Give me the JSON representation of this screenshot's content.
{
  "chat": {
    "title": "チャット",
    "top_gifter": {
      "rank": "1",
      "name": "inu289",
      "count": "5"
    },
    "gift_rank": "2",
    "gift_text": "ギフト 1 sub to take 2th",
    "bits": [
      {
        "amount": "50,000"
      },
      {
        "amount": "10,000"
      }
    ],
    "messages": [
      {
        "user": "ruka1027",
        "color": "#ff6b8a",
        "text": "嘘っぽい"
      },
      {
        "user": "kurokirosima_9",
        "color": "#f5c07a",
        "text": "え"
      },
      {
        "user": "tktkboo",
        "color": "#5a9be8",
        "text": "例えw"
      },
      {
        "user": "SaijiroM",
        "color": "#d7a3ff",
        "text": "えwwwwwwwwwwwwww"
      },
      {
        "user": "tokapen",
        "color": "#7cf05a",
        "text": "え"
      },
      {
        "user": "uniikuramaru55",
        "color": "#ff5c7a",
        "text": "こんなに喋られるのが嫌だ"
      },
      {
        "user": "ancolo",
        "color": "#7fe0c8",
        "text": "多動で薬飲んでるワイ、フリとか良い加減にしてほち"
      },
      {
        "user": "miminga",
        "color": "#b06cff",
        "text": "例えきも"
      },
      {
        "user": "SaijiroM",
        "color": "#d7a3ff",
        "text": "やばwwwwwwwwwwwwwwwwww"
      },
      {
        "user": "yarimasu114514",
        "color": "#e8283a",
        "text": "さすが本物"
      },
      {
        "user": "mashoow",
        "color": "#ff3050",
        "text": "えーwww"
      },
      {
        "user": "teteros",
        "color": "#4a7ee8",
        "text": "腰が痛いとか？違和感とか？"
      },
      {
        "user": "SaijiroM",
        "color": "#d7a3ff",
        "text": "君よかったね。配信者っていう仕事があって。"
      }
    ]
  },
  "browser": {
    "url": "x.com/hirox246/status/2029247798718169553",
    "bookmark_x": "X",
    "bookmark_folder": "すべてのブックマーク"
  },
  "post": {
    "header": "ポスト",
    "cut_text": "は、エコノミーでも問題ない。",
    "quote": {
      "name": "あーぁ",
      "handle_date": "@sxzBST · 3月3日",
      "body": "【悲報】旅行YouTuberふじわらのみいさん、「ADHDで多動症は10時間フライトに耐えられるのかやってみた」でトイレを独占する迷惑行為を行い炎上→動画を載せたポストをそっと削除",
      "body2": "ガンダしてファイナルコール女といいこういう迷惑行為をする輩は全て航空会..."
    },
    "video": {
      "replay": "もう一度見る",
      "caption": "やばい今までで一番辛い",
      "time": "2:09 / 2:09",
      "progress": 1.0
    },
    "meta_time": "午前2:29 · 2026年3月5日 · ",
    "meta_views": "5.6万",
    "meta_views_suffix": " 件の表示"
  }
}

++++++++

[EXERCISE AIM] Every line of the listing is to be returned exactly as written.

[PROBLEM SOLUTION]
Give me the JSON representation of this screenshot's content.
{
  "chat": {
    "title": "チャット",
    "top_gifter": {
      "rank": "1",
      "name": "inu289",
      "count": "5"
    },
    "gift_rank": "2",
    "gift_text": "ギフト 1 sub to take 2th",
    "bits": [
      {
        "amount": "50,000"
      },
      {
        "amount": "10,000"
      }
    ],
    "messages": [
      {
        "user": "ruka1027",
        "color": "#ff6b8a",
        "text": "嘘っぽい"
      },
      {
        "user": "kurokirosima_9",
        "color": "#f5c07a",
        "text": "え"
      },
      {
        "user": "tktkboo",
        "color": "#5a9be8",
        "text": "例えw"
      },
      {
        "user": "SaijiroM",
        "color": "#d7a3ff",
        "text": "えwwwwwwwwwwwwww"
      },
      {
        "user": "tokapen",
        "color": "#7cf05a",
        "text": "え"
      },
      {
        "user": "uniikuramaru55",
        "color": "#ff5c7a",
        "text": "こんなに喋られるのが嫌だ"
      },
      {
        "user": "ancolo",
        "color": "#7fe0c8",
        "text": "多動で薬飲んでるワイ、フリとか良い加減にしてほち"
      },
      {
        "user": "miminga",
        "color": "#b06cff",
        "text": "例えきも"
      },
      {
        "user": "SaijiroM",
        "color": "#d7a3ff",
        "text": "やばwwwwwwwwwwwwwwwwww"
      },
      {
        "user": "yarimasu114514",
        "color": "#e8283a",
        "text": "さすが本物"
      },
      {
        "user": "mashoow",
        "color": "#ff3050",
        "text": "えーwww"
      },
      {
        "user": "teteros",
        "color": "#4a7ee8",
        "text": "腰が痛いとか？違和感とか？"
      },
      {
        "user": "SaijiroM",
        "color": "#d7a3ff",
        "text": "君よかったね。配信者っていう仕事があって。"
      }
    ]
  },
  "browser": {
    "url": "x.com/hirox246/status/2029247798718169553",
    "bookmark_x": "X",
    "bookmark_folder": "すべてのブックマーク"
  },
  "post": {
    "header": "ポスト",
    "cut_text": "は、エコノミーでも問題ない。",
    "quote": {
      "name": "あーぁ",
      "handle_date": "@sxzBST · 3月3日",
      "body": "【悲報】旅行YouTuberふじわらのみいさん、「ADHDで多動症は10時間フライトに耐えられるのかやってみた」でトイレを独占する迷惑行為を行い炎上→動画を載せたポストをそっと削除",
      "body2": "ガンダしてファイナルコール女といいこういう迷惑行為をする輩は全て航空会..."
    },
    "video": {
      "replay": "もう一度見る",
      "caption": "やばい今までで一番辛い",
      "time": "2:09 / 2:09",
      "progress": 1.0
    },
    "meta_time": "午前2:29 · 2026年3月5日 · ",
    "meta_views": "5.6万",
    "meta_views_suffix": " 件の表示"
  }
}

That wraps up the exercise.